EXERCISE DESCRIPTION:
Write out every entry exactly as it appears.

--- START ---

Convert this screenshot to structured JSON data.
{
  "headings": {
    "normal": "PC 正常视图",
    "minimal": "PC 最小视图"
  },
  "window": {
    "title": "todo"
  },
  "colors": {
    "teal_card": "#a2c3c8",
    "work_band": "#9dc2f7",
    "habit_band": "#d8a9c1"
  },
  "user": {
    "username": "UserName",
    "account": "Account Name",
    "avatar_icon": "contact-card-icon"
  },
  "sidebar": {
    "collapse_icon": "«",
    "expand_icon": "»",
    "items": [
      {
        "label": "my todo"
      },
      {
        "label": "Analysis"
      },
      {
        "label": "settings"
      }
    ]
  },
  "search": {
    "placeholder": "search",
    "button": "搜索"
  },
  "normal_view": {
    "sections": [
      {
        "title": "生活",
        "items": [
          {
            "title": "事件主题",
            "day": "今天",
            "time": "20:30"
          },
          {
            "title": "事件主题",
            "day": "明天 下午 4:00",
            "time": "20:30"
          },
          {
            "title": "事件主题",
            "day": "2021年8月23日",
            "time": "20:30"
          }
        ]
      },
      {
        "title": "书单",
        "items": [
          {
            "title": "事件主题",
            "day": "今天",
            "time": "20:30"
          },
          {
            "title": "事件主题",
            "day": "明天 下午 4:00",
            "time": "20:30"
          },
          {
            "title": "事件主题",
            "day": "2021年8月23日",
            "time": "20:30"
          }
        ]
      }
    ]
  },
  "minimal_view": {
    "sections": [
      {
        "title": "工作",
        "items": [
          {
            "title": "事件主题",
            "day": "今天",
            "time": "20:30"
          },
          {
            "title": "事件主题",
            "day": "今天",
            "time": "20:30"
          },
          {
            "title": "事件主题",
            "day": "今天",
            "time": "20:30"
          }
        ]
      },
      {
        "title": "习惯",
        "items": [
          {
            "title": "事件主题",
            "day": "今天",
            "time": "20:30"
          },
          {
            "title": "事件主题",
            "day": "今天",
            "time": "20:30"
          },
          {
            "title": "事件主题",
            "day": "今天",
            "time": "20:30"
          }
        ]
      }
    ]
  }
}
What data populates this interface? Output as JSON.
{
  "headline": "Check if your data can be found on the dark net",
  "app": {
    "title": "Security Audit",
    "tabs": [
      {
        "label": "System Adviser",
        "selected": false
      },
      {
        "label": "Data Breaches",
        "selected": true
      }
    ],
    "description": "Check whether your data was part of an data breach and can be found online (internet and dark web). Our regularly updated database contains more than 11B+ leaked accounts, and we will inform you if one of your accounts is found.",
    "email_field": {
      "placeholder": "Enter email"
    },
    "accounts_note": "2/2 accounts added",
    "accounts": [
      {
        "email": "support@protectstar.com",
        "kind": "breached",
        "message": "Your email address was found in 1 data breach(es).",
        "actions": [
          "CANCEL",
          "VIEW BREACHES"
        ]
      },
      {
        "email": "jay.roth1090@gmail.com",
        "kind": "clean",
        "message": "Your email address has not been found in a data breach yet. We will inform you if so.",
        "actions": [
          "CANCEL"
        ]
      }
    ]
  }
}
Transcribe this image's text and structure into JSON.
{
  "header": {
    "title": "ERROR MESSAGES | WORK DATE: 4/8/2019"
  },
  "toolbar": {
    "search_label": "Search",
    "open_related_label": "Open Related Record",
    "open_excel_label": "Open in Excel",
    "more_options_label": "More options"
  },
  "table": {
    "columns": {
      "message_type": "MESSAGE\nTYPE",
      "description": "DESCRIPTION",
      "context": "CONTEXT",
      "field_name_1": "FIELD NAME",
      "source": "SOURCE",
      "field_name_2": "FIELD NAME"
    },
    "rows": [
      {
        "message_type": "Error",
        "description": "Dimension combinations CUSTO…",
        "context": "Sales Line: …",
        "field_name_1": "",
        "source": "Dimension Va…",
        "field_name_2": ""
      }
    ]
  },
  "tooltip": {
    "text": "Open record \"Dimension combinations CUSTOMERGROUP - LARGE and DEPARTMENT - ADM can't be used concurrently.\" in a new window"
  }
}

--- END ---

TASK ANSWER:
Convert this screenshot to structured JSON data.
{
  "headings": {
    "normal": "PC 正常视图",
    "minimal": "PC 最小视图"
  },
  "window": {
    "title": "todo"
  },
  "colors": {
    "teal_card": "#a2c3c8",
    "work_band": "#9dc2f7",
    "habit_band": "#d8a9c1"
  },
  "user": {
    "username": "UserName",
    "account": "Account Name",
    "avatar_icon": "contact-card-icon"
  },
  "sidebar": {
    "collapse_icon": "«",
    "expand_icon": "»",
    "items": [
      {
        "label": "my todo"
      },
      {
        "label": "Analysis"
      },
      {
        "label": "settings"
      }
    ]
  },
  "search": {
    "placeholder": "search",
    "button": "搜索"
  },
  "normal_view": {
    "sections": [
      {
        "title": "生活",
        "items": [
          {
            "title": "事件主题",
            "day": "今天",
            "time": "20:30"
          },
          {
            "title": "事件主题",
            "day": "明天 下午 4:00",
            "time": "20:30"
          },
          {
            "title": "事件主题",
            "day": "2021年8月23日",
            "time": "20:30"
          }
        ]
      },
      {
        "title": "书单",
        "items": [
          {
            "title": "事件主题",
            "day": "今天",
            "time": "20:30"
          },
          {
            "title": "事件主题",
            "day": "明天 下午 4:00",
            "time": "20:30"
          },
          {
            "title": "事件主题",
            "day": "2021年8月23日",
            "time": "20:30"
          }
        ]
      }
    ]
  },
  "minimal_view": {
    "sections": [
      {
        "title": "工作",
        "items": [
          {
            "title": "事件主题",
            "day": "今天",
            "time": "20:30"
          },
          {
            "title": "事件主题",
            "day": "今天",
            "time": "20:30"
          },
          {
            "title": "事件主题",
            "day": "今天",
            "time": "20:30"
          }
        ]
      },
      {
        "title": "习惯",
        "items": [
          {
            "title": "事件主题",
            "day": "今天",
            "time": "20:30"
          },
          {
            "title": "事件主题",
            "day": "今天",
            "time": "20:30"
          },
          {
            "title": "事件主题",
            "day": "今天",
            "time": "20:30"
          }
        ]
      }
    ]
  }
}
What data populates this interface? Output as JSON.
{
  "headline": "Check if your data can be found on the dark net",
  "app": {
    "title": "Security Audit",
    "tabs": [
      {
        "label": "System Adviser",
        "selected": false
      },
      {
        "label": "Data Breaches",
        "selected": true
      }
    ],
    "description": "Check whether your data was part of an data breach and can be found online (internet and dark web). Our regularly updated database contains more than 11B+ leaked accounts, and we will inform you if one of your accounts is found.",
    "email_field": {
      "placeholder": "Enter email"
    },
    "accounts_note": "2/2 accounts added",
    "accounts": [
      {
        "email": "support@protectstar.com",
        "kind": "breached",
        "message": "Your email address was found in 1 data breach(es).",
        "actions": [
          "CANCEL",
          "VIEW BREACHES"
        ]
      },
      {
        "email": "jay.roth1090@gmail.com",
        "kind": "clean",
        "message": "Your email address has not been found in a data breach yet. We will inform you if so.",
        "actions": [
          "CANCEL"
        ]
      }
    ]
  }
}
Transcribe this image's text and structure into JSON.
{
  "header": {
    "title": "ERROR MESSAGES | WORK DATE: 4/8/2019"
  },
  "toolbar": {
    "search_label": "Search",
    "open_related_label": "Open Related Record",
    "open_excel_label": "Open in Excel",
    "more_options_label": "More options"
  },
  "table": {
    "columns": {
      "message_type": "MESSAGE\nTYPE",
      "description": "DESCRIPTION",
      "context": "CONTEXT",
      "field_name_1": "FIELD NAME",
      "source": "SOURCE",
      "field_name_2": "FIELD NAME"
    },
    "rows": [
      {
        "message_type": "Error",
        "description": "Dimension combinations CUSTO…",
        "context": "Sales Line: …",
        "field_name_1": "",
        "source": "Dimension Va…",
        "field_name_2": ""
      }
    ]
  },
  "tooltip": {
    "text": "Open record \"Dimension combinations CUSTOMERGROUP - LARGE and DEPARTMENT - ADM can't be used concurrently.\" in a new window"
  }
}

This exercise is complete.